President Obama’s decision not to release images of Osama bin Laden’s corpse, and the heated debate it has engendered, speaks volumes about the continuing power of the photograph even in a time when we are overwhelmed by digital images of every hue, from the mundane to the ultra-explicit.
- Osama bin Laden’s body: the world’s most incendiary image | Art and design | guardian.co.uk
The article quoted above is really worth a read - it very thoughtfully explores the ethical debate surrounding photographic imagery of war, conflict and tragedy.
On one hand I find it it fascinating how even now we put so much store in the ‘truth’ of the photograph. Despite the proliferation of photoshopped images we still inherently see photography as proof. That said it’s fairly easy to weed out the altered images - as Demi Moore recently found out - but context is just as easy to ‘fix’ and far harder to identify.
Photography (and video for that matter) in war, conflict or tragedy will always be emotionally charged because it is disturbing in it’s self and doubly so because we are in the position of a mute observer. Add to that a political charge or bias and the role of the war photographer can become incendiary. Does this mean we should be shielded from it? I don’t know but I do know it should be objective and not politically motivated - of course it never will.

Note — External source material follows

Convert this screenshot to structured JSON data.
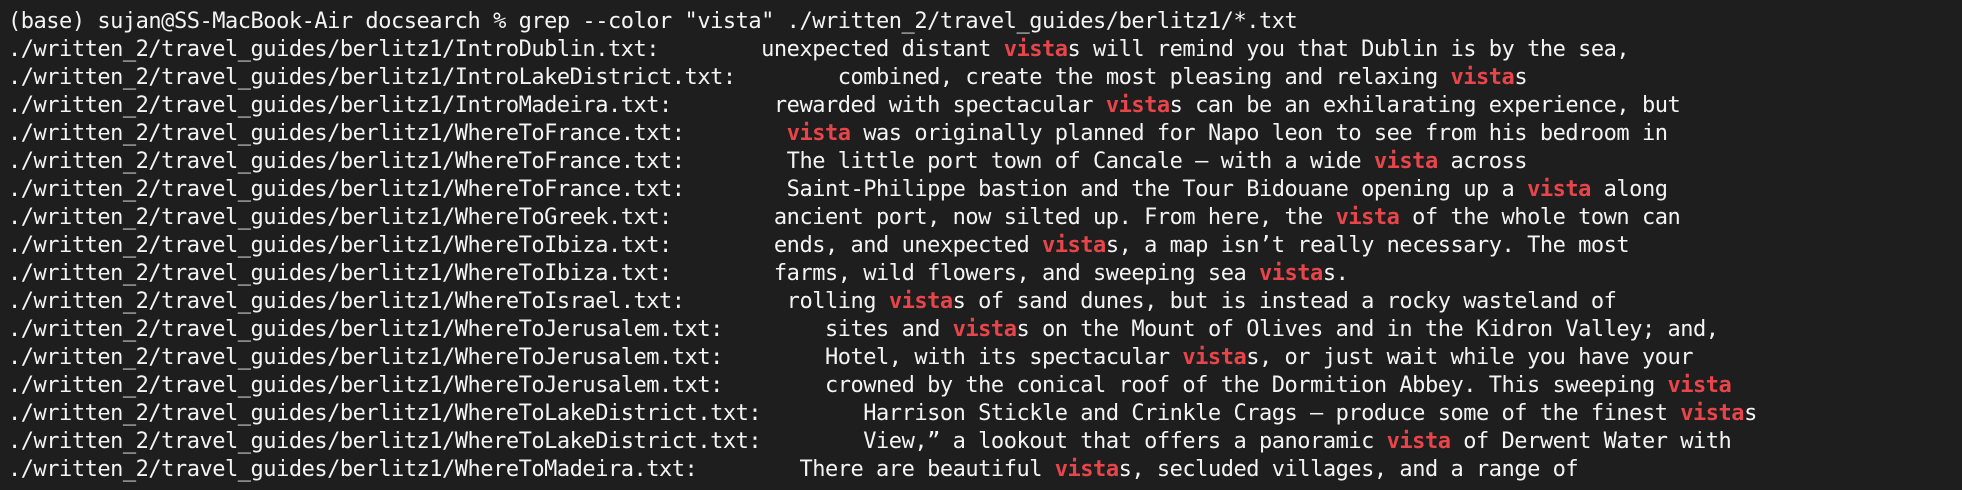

Do I want or need to see the bodies of political figures? Again I don’t know - but I’ve seen River Phoenix’s corpse. I’ve seen Marilyn Monroe’s. I’ve seen Michael Jackson’s - blown up to fill the front page of OK magazine. The BBC posted the audio recording of the 911 call for Michael Jackson’s death on their website. Similarly much of the imagery coming out of Japan after the tsunami was horrific - and again featured in giant colour slideshows on the BBC website. Need I even mention the people jumping from the Twin Towers on an endless loop of international news?
Like I say I’m not sure whether I think it’s our duty to absorb this stuff or just another form of rubbernecking - but I do believe we have to be honest about our motives in showing (or not showing) these images. Is it to feel the reality of these situations we are not personally experiencing more acutely - or to sell papers, to drive propaganda or to shield us from the truth?
Either way the photographer - be that professional or otherwise - is surely still one of the most important components of news reportage, yet so rarely acknowledged.